Set down every record below exactly as it stands, minus the pictures.

[SOURCE MATERIAL]:
╔══

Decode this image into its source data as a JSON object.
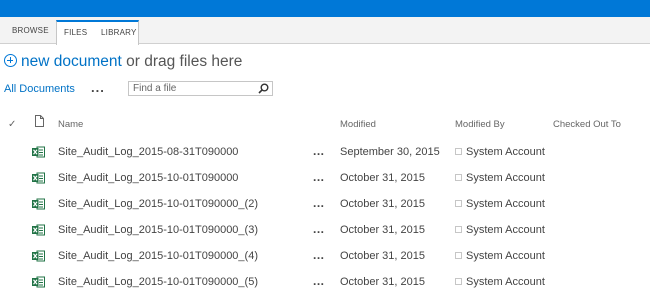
{
  "ribbon": {
    "tabs": [
      {
        "label": "BROWSE"
      },
      {
        "label": "FILES"
      },
      {
        "label": "LIBRARY"
      }
    ]
  },
  "new_document": {
    "link": "new document",
    "rest": " or drag files here"
  },
  "view": {
    "current": "All Documents",
    "more": "...",
    "search_placeholder": "Find a file"
  },
  "table": {
    "columns": [
      "Name",
      "Modified",
      "Modified By",
      "Checked Out To"
    ],
    "rows": [
      {
        "name": "Site_Audit_Log_2015-08-31T090000",
        "modified": "September 30, 2015",
        "modified_by": "System Account"
      },
      {
        "name": "Site_Audit_Log_2015-10-01T090000",
        "modified": "October 31, 2015",
        "modified_by": "System Account"
      },
      {
        "name": "Site_Audit_Log_2015-10-01T090000_(2)",
        "modified": "October 31, 2015",
        "modified_by": "System Account"
      },
      {
        "name": "Site_Audit_Log_2015-10-01T090000_(3)",
        "modified": "October 31, 2015",
        "modified_by": "System Account"
      },
      {
        "name": "Site_Audit_Log_2015-10-01T090000_(4)",
        "modified": "October 31, 2015",
        "modified_by": "System Account"
      },
      {
        "name": "Site_Audit_Log_2015-10-01T090000_(5)",
        "modified": "October 31, 2015",
        "modified_by": "System Account"
      }
    ],
    "row_menu": "..."
  },
  "icons": {
    "select_all": "check-icon",
    "doc_type": "document-icon",
    "file_type": "excel-icon",
    "search": "search-icon"
  },
  "colors": {
    "accent": "#0078d7",
    "link": "#0072c6",
    "excel": "#217346"
  }
}
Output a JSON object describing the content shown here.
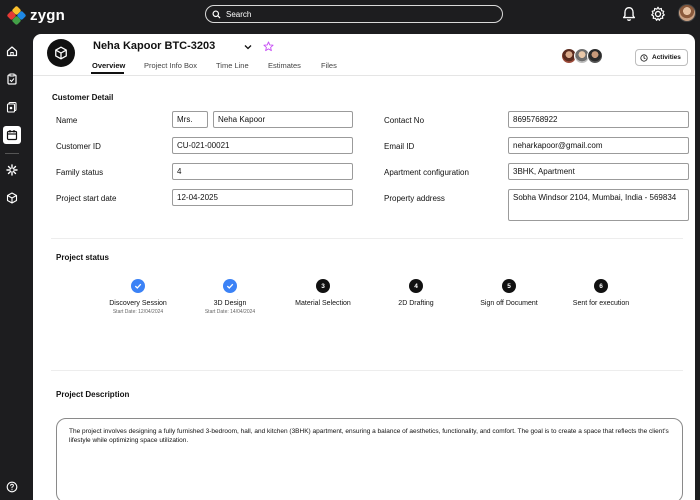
{
  "app": {
    "logo_text": "zygn",
    "logo_colors": [
      "#e53935",
      "#fbc02d",
      "#43a047",
      "#1e88e5"
    ],
    "search_placeholder": "Search"
  },
  "rail": {
    "items": [
      "home-icon",
      "clipboard-icon",
      "files-icon",
      "calendar-icon",
      "sparkle-icon",
      "cube-icon"
    ],
    "active": "calendar-icon",
    "bottom": "help-icon"
  },
  "header": {
    "title": "Neha Kapoor BTC-3203",
    "star_color": "#c64cf5",
    "tabs": [
      "Overview",
      "Project Info Box",
      "Time Line",
      "Estimates",
      "Files"
    ],
    "active_tab": "Overview",
    "activities_label": "Activities"
  },
  "customer_detail": {
    "title": "Customer Detail",
    "name_label": "Name",
    "salutation": "Mrs.",
    "name": "Neha Kapoor",
    "customer_id_label": "Customer ID",
    "customer_id": "CU-021-00021",
    "family_status_label": "Family status",
    "family_status": "4",
    "project_start_label": "Project start date",
    "project_start": "12-04-2025",
    "contact_label": "Contact No",
    "contact": "8695768922",
    "email_label": "Email ID",
    "email": "neharkapoor@gmail.com",
    "apartment_label": "Apartment configuration",
    "apartment": "3BHK, Apartment",
    "address_label": "Property address",
    "address": "Sobha Windsor 2104, Mumbai, India - 569834"
  },
  "project_status": {
    "title": "Project status",
    "done_color": "#3b82f6",
    "steps": [
      {
        "num": "",
        "label": "Discovery Session",
        "sub": "Start Date: 12/04/2024",
        "done": true
      },
      {
        "num": "",
        "label": "3D Design",
        "sub": "Start Date: 14/04/2024",
        "done": true
      },
      {
        "num": "3",
        "label": "Material Selection",
        "sub": "",
        "done": false
      },
      {
        "num": "4",
        "label": "2D Drafting",
        "sub": "",
        "done": false
      },
      {
        "num": "5",
        "label": "Sign off Document",
        "sub": "",
        "done": false
      },
      {
        "num": "6",
        "label": "Sent for execution",
        "sub": "",
        "done": false
      }
    ]
  },
  "project_description": {
    "title": "Project Description",
    "text": "The project involves designing a fully furnished 3-bedroom, hall, and kitchen (3BHK) apartment, ensuring a balance of aesthetics, functionality, and comfort. The goal is to create a space that reflects the client's lifestyle while optimizing space utilization."
  }
}
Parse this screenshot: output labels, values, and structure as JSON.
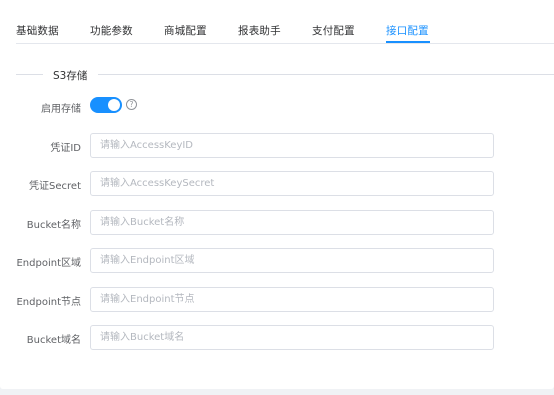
{
  "tabs": [
    {
      "label": "基础数据",
      "active": false
    },
    {
      "label": "功能参数",
      "active": false
    },
    {
      "label": "商城配置",
      "active": false
    },
    {
      "label": "报表助手",
      "active": false
    },
    {
      "label": "支付配置",
      "active": false
    },
    {
      "label": "接口配置",
      "active": true
    }
  ],
  "section": {
    "title": "S3存储"
  },
  "enable_storage": {
    "label": "启用存储",
    "on": true,
    "help_icon": "question-circle-icon"
  },
  "fields": [
    {
      "label": "凭证ID",
      "value": "",
      "placeholder": "请输入AccessKeyID"
    },
    {
      "label": "凭证Secret",
      "value": "",
      "placeholder": "请输入AccessKeySecret"
    },
    {
      "label": "Bucket名称",
      "value": "",
      "placeholder": "请输入Bucket名称"
    },
    {
      "label": "Endpoint区域",
      "value": "",
      "placeholder": "请输入Endpoint区域"
    },
    {
      "label": "Endpoint节点",
      "value": "",
      "placeholder": "请输入Endpoint节点"
    },
    {
      "label": "Bucket域名",
      "value": "",
      "placeholder": "请输入Bucket域名"
    }
  ],
  "colors": {
    "accent": "#1890ff",
    "border": "#dcdfe6",
    "text": "#606266",
    "placeholder": "#b4b8bf"
  }
}
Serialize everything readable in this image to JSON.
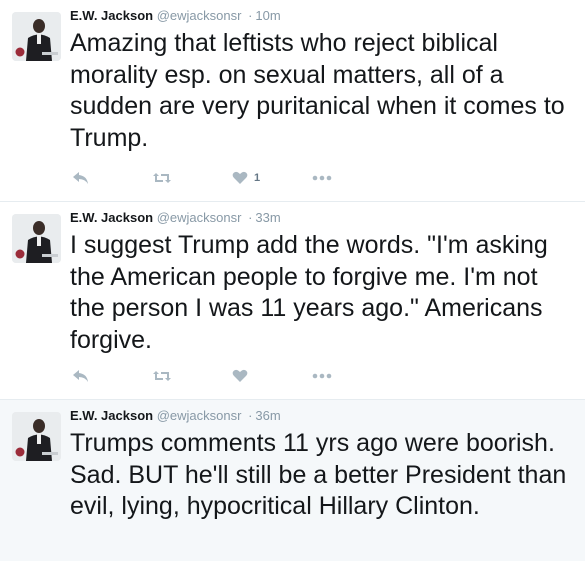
{
  "colors": {
    "name": "#14171a",
    "meta": "#8899a6",
    "icon": "#aab8c2",
    "highlight_bg": "#f5f8fa",
    "divider": "#e6ecf0"
  },
  "tweets": [
    {
      "name": "E.W. Jackson",
      "handle": "@ewjacksonsr",
      "separator": "·",
      "time": "10m",
      "text": "Amazing that leftists who reject biblical morality esp. on sexual matters, all of a sudden are very puritanical when it comes to Trump.",
      "like_count": "1",
      "icons": [
        "reply-icon",
        "retweet-icon",
        "heart-icon",
        "more-icon"
      ]
    },
    {
      "name": "E.W. Jackson",
      "handle": "@ewjacksonsr",
      "separator": "·",
      "time": "33m",
      "text": "I suggest Trump add the words. \"I'm asking the American people to forgive me. I'm not the person I was 11 years ago.\" Americans forgive.",
      "like_count": "",
      "icons": [
        "reply-icon",
        "retweet-icon",
        "heart-icon",
        "more-icon"
      ]
    },
    {
      "name": "E.W. Jackson",
      "handle": "@ewjacksonsr",
      "separator": "·",
      "time": "36m",
      "text": "Trumps comments 11 yrs ago were boorish. Sad. BUT he'll still be a better President than evil, lying, hypocritical Hillary Clinton.",
      "like_count": "",
      "icons": []
    }
  ]
}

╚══

[YOUR SOLUTION]:
Decode this image into its source data as a JSON object.
{
  "ribbon": {
    "tabs": [
      {
        "label": "BROWSE"
      },
      {
        "label": "FILES"
      },
      {
        "label": "LIBRARY"
      }
    ]
  },
  "new_document": {
    "link": "new document",
    "rest": " or drag files here"
  },
  "view": {
    "current": "All Documents",
    "more": "...",
    "search_placeholder": "Find a file"
  },
  "table": {
    "columns": [
      "Name",
      "Modified",
      "Modified By",
      "Checked Out To"
    ],
    "rows": [
      {
        "name": "Site_Audit_Log_2015-08-31T090000",
        "modified": "September 30, 2015",
        "modified_by": "System Account"
      },
      {
        "name": "Site_Audit_Log_2015-10-01T090000",
        "modified": "October 31, 2015",
        "modified_by": "System Account"
      },
      {
        "name": "Site_Audit_Log_2015-10-01T090000_(2)",
        "modified": "October 31, 2015",
        "modified_by": "System Account"
      },
      {
        "name": "Site_Audit_Log_2015-10-01T090000_(3)",
        "modified": "October 31, 2015",
        "modified_by": "System Account"
      },
      {
        "name": "Site_Audit_Log_2015-10-01T090000_(4)",
        "modified": "October 31, 2015",
        "modified_by": "System Account"
      },
      {
        "name": "Site_Audit_Log_2015-10-01T090000_(5)",
        "modified": "October 31, 2015",
        "modified_by": "System Account"
      }
    ],
    "row_menu": "..."
  },
  "icons": {
    "select_all": "check-icon",
    "doc_type": "document-icon",
    "file_type": "excel-icon",
    "search": "search-icon"
  },
  "colors": {
    "accent": "#0078d7",
    "link": "#0072c6",
    "excel": "#217346"
  }
}
Output a JSON object describing the content shown here.
{
  "app": {
    "logo_text": "zygn",
    "logo_colors": [
      "#e53935",
      "#fbc02d",
      "#43a047",
      "#1e88e5"
    ],
    "search_placeholder": "Search"
  },
  "rail": {
    "items": [
      "home-icon",
      "clipboard-icon",
      "files-icon",
      "calendar-icon",
      "sparkle-icon",
      "cube-icon"
    ],
    "active": "calendar-icon",
    "bottom": "help-icon"
  },
  "header": {
    "title": "Neha Kapoor BTC-3203",
    "star_color": "#c64cf5",
    "tabs": [
      "Overview",
      "Project Info Box",
      "Time Line",
      "Estimates",
      "Files"
    ],
    "active_tab": "Overview",
    "activities_label": "Activities"
  },
  "customer_detail": {
    "title": "Customer Detail",
    "name_label": "Name",
    "salutation": "Mrs.",
    "name": "Neha Kapoor",
    "customer_id_label": "Customer ID",
    "customer_id": "CU-021-00021",
    "family_status_label": "Family status",
    "family_status": "4",
    "project_start_label": "Project start date",
    "project_start": "12-04-2025",
    "contact_label": "Contact No",
    "contact": "8695768922",
    "email_label": "Email ID",
    "email": "neharkapoor@gmail.com",
    "apartment_label": "Apartment configuration",
    "apartment": "3BHK, Apartment",
    "address_label": "Property address",
    "address": "Sobha Windsor 2104, Mumbai, India - 569834"
  },
  "project_status": {
    "title": "Project status",
    "done_color": "#3b82f6",
    "steps": [
      {
        "num": "",
        "label": "Discovery Session",
        "sub": "Start Date: 12/04/2024",
        "done": true
      },
      {
        "num": "",
        "label": "3D Design",
        "sub": "Start Date: 14/04/2024",
        "done": true
      },
      {
        "num": "3",
        "label": "Material Selection",
        "sub": "",
        "done": false
      },
      {
        "num": "4",
        "label": "2D Drafting",
        "sub": "",
        "done": false
      },
      {
        "num": "5",
        "label": "Sign off Document",
        "sub": "",
        "done": false
      },
      {
        "num": "6",
        "label": "Sent for execution",
        "sub": "",
        "done": false
      }
    ]
  },
  "project_description": {
    "title": "Project Description",
    "text": "The project involves designing a fully furnished 3-bedroom, hall, and kitchen (3BHK) apartment, ensuring a balance of aesthetics, functionality, and comfort. The goal is to create a space that reflects the client's lifestyle while optimizing space utilization."
  }
}
Parse this screenshot: output labels, values, and structure as JSON.
{
  "tabs": [
    {
      "label": "基础数据",
      "active": false
    },
    {
      "label": "功能参数",
      "active": false
    },
    {
      "label": "商城配置",
      "active": false
    },
    {
      "label": "报表助手",
      "active": false
    },
    {
      "label": "支付配置",
      "active": false
    },
    {
      "label": "接口配置",
      "active": true
    }
  ],
  "section": {
    "title": "S3存储"
  },
  "enable_storage": {
    "label": "启用存储",
    "on": true,
    "help_icon": "question-circle-icon"
  },
  "fields": [
    {
      "label": "凭证ID",
      "value": "",
      "placeholder": "请输入AccessKeyID"
    },
    {
      "label": "凭证Secret",
      "value": "",
      "placeholder": "请输入AccessKeySecret"
    },
    {
      "label": "Bucket名称",
      "value": "",
      "placeholder": "请输入Bucket名称"
    },
    {
      "label": "Endpoint区域",
      "value": "",
      "placeholder": "请输入Endpoint区域"
    },
    {
      "label": "Endpoint节点",
      "value": "",
      "placeholder": "请输入Endpoint节点"
    },
    {
      "label": "Bucket域名",
      "value": "",
      "placeholder": "请输入Bucket域名"
    }
  ],
  "colors": {
    "accent": "#1890ff",
    "border": "#dcdfe6",
    "text": "#606266",
    "placeholder": "#b4b8bf"
  }
}
Serialize everything readable in this image to JSON.
{
  "colors": {
    "name": "#14171a",
    "meta": "#8899a6",
    "icon": "#aab8c2",
    "highlight_bg": "#f5f8fa",
    "divider": "#e6ecf0"
  },
  "tweets": [
    {
      "name": "E.W. Jackson",
      "handle": "@ewjacksonsr",
      "separator": "·",
      "time": "10m",
      "text": "Amazing that leftists who reject biblical morality esp. on sexual matters, all of a sudden are very puritanical when it comes to Trump.",
      "like_count": "1",
      "icons": [
        "reply-icon",
        "retweet-icon",
        "heart-icon",
        "more-icon"
      ]
    },
    {
      "name": "E.W. Jackson",
      "handle": "@ewjacksonsr",
      "separator": "·",
      "time": "33m",
      "text": "I suggest Trump add the words. \"I'm asking the American people to forgive me. I'm not the person I was 11 years ago.\" Americans forgive.",
      "like_count": "",
      "icons": [
        "reply-icon",
        "retweet-icon",
        "heart-icon",
        "more-icon"
      ]
    },
    {
      "name": "E.W. Jackson",
      "handle": "@ewjacksonsr",
      "separator": "·",
      "time": "36m",
      "text": "Trumps comments 11 yrs ago were boorish. Sad. BUT he'll still be a better President than evil, lying, hypocritical Hillary Clinton.",
      "like_count": "",
      "icons": []
    }
  ]
}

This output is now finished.